About this exercise:
When the word "text" shows up in a line of the data below, copy that whole line.

Available records:
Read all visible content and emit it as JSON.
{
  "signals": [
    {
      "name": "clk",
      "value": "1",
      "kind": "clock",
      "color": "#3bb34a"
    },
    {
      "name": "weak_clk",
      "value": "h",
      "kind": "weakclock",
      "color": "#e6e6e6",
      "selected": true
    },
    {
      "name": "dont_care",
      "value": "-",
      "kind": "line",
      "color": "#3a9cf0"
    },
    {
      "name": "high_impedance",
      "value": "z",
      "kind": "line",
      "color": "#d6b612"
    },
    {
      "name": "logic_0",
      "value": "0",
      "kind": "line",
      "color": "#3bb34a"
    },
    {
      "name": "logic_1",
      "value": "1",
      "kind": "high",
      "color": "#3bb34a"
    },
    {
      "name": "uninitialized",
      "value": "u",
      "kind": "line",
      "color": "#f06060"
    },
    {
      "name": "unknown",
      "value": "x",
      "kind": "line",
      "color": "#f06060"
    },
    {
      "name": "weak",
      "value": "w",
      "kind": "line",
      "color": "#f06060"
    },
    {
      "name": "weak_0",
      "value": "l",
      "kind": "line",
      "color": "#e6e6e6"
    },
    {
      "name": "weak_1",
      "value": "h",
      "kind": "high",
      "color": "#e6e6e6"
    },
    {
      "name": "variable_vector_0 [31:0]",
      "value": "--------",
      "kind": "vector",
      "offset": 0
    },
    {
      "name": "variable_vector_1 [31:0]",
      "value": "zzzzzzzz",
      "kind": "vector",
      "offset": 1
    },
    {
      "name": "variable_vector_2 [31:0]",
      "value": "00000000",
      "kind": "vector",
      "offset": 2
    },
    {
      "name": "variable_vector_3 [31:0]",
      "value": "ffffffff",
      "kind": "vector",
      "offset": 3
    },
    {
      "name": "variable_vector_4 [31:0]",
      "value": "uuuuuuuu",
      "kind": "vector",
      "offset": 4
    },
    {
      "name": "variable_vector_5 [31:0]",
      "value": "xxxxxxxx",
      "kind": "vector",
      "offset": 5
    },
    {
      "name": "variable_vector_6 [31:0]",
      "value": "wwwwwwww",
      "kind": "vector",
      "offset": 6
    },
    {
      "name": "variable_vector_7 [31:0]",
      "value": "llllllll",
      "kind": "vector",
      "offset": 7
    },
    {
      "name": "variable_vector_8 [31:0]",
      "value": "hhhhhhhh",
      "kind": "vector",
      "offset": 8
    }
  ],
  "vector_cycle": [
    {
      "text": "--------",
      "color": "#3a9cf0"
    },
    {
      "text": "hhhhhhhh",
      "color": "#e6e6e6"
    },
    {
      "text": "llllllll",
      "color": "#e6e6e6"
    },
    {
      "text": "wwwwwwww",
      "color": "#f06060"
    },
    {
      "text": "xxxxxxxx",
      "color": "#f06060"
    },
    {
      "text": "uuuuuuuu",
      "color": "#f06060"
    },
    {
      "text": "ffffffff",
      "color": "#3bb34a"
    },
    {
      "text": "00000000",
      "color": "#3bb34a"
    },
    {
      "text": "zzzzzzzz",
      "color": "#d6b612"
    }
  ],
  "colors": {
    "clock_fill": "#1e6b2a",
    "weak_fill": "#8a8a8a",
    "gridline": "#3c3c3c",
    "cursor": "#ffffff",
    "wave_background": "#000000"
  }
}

Your response:
      "text": "--------",
      "text": "hhhhhhhh",
      "text": "llllllll",
      "text": "wwwwwwww",
      "text": "xxxxxxxx",
      "text": "uuuuuuuu",
      "text": "ffffffff",
      "text": "00000000",
      "text": "zzzzzzzz",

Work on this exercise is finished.